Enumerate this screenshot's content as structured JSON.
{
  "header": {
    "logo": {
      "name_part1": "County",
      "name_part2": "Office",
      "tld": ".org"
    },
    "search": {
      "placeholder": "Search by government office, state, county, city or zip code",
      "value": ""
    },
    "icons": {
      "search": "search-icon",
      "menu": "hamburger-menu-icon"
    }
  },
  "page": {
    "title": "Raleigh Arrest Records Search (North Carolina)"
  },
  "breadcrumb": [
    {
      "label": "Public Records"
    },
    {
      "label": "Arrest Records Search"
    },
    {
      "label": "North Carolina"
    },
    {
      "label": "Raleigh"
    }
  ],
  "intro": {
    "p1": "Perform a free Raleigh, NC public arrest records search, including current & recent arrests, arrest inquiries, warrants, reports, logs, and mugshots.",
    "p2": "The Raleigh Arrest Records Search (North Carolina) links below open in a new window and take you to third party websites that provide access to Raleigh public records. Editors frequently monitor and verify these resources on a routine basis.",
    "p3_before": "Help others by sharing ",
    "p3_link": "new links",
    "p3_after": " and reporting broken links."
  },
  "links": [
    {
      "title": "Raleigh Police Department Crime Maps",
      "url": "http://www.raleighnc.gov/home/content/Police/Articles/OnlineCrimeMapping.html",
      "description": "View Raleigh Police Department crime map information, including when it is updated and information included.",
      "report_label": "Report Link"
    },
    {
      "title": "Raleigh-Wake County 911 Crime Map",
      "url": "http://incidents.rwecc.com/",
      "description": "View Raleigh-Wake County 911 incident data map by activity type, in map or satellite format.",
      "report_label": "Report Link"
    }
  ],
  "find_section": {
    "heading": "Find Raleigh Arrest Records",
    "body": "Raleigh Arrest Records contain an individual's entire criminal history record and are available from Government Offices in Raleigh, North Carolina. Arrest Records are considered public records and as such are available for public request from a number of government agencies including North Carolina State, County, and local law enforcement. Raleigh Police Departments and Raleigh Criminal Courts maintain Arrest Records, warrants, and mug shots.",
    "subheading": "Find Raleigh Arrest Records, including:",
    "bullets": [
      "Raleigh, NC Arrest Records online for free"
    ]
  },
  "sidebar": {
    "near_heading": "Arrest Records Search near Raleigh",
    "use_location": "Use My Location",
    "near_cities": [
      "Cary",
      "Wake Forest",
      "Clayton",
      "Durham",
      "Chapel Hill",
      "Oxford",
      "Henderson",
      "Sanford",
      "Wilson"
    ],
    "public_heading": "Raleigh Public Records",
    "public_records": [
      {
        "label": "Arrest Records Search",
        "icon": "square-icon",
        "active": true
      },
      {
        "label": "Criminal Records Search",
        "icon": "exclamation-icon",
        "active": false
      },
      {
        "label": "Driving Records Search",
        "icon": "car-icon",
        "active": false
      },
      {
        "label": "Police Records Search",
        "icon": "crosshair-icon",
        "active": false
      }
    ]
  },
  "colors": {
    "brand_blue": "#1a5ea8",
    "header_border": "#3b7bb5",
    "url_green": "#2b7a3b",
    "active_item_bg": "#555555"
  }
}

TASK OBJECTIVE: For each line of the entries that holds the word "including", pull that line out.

TASK ANSWER:
    "p1": "Perform a free Raleigh, NC public arrest records search, including current & recent arrests, arrest inquiries, warrants, reports, logs, and mugshots.",
      "description": "View Raleigh Police Department crime map information, including when it is updated and information included.",
    "body": "Raleigh Arrest Records contain an individual's entire criminal history record and are available from Government Offices in Raleigh, North Carolina. Arrest Records are considered public records and as such are available for public request from a number of government agencies including North Carolina State, County, and local law enforcement. Raleigh Police Departments and Raleigh Criminal Courts maintain Arrest Records, warrants, and mug shots.",
    "subheading": "Find Raleigh Arrest Records, including:",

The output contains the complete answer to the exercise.